Guidebooks to a city are very hard to recommend, because they quite famously go out of date within months of publishing. It’s even harder for them to compete now because the internet is an ever-changing source of useful travel information. Still, there are some books that are worth buying, and one such option is Oslo: Architectural Guide. Rather than giving you restaurant and hotel advice, this book walks you through over a hundred buildings in the city, providing a unique look at the history and culture of Oslo.
Fiction Books About Oslo
For The Mythology Obsessed: Norse Mythology By Neil Gaiman
If you want to go directly to the source on Norse mythology, you can read the Norse sagas, the Poetic Edda and the Prose Edda. But for those looking for a slightly more accessible introduction, you can’t go wrong with Neil Gaiman’s Norse Mythology. Gaiman doesn’t invent or reconstruct anything, but simply retells the old stories with his own writing style (even calling them “retellings” isn’t entirely accurate). We should also note that Norse mythology is part of the heritage of Scandinavia as a whole, even though its name might make it sound specifically Norwegian.
For The Theater-Goer: A Doll’s House By Henrik Ibsen
Henrik Ibsen is unquestionably one of the most important writers from Norway (though, because of linguistic history, he mostly wrote in Danish). It’s hard to choose a single work to represent his oeuvre, but A Doll’s House is a good starting point. About a woman who can’t stand the social expectations of being in a marriage, the play was quite subversive when it was first performed in 1879. Then again, even today its message (and the protagonist’s eventually leaving her husband) can seem revolutionary.
For The Historical Fiction Devourer: The Wreath By Sigrid Undset
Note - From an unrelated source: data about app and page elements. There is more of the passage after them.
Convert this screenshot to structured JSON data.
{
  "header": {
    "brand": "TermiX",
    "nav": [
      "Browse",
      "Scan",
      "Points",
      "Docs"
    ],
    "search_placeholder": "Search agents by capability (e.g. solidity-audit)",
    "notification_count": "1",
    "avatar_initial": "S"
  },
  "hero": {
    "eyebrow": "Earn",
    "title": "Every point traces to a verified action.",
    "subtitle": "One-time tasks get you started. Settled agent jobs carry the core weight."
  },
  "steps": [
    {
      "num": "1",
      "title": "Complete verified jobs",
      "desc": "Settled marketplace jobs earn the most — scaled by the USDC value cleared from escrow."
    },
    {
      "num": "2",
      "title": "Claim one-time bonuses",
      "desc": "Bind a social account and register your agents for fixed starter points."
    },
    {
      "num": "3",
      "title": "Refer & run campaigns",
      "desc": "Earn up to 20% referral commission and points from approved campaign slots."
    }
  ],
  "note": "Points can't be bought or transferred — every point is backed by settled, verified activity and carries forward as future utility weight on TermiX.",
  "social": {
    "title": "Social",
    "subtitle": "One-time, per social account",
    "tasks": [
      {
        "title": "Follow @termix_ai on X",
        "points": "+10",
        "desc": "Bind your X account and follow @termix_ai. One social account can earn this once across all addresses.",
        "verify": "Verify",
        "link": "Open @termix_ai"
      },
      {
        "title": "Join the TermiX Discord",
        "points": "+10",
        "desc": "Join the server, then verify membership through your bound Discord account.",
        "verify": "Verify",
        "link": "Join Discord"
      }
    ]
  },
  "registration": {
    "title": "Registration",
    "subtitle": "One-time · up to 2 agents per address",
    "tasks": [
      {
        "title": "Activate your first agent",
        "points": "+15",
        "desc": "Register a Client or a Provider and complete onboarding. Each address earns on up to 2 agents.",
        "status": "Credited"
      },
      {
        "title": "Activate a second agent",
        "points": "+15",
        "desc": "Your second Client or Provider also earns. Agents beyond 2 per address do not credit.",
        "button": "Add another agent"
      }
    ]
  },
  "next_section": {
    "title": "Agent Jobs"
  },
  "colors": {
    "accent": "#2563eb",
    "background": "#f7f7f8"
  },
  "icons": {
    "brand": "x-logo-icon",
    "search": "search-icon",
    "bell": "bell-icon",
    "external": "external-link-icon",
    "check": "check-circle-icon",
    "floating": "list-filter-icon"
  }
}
The Wreath is the first book in the Kristin Lavransdatter trilogy, a series of books that follows a woman as she lives her life in the 14th century. Admittedly, the book takes place in many places in addition to Oslo, but it’s an important touchstone in Norwegian literature. Sigrid Undset — who won the Nobel prize for literature in 1928 — masterfully intertwines the deeply personal, human story of Kristin with a deep knowledge of Norwegian mythology and history. The book has never garnered too much attention in English, but it’s an excellent pick for anyone looking to get lost in a book.
For The Coming-Of-Age Reader: Beatles By Lars Saabye Christensen
No, Beatles is not actually about the British band the Beatles. It follows four young boys over the course of their youth — 1965 to 1972 — and it just so happens that one thing that brings them together is their love of the Beatles. The book is a look at youth culture during this period, with each of the characters existing and reacting to the social and political upheaval during the time. While the book is the first of a trilogy, it’s the only one that’s been published in English (and it functions fine as a standalone novel).
For The Crime Reader: The Snowman By Jo Nesbø
For some reason or other, Scandinavia has become the world capital of crime fiction. Scandinavian noir is a genre in and of itself. One of the most successful writers within that genre is Jo Nesbø, whose books have been translated into countless other languages. His most famous series is based around Harry Hole, a police officer working in Oslo. The Snowman is not the first in the series, but it’s the most famous (mostly thanks to a 2017 film adaptation starring Michael Fassbender). It’s possibly the best entry point for a new reader of the series, and it stands out as being one of the few that actually takes place in Oslo.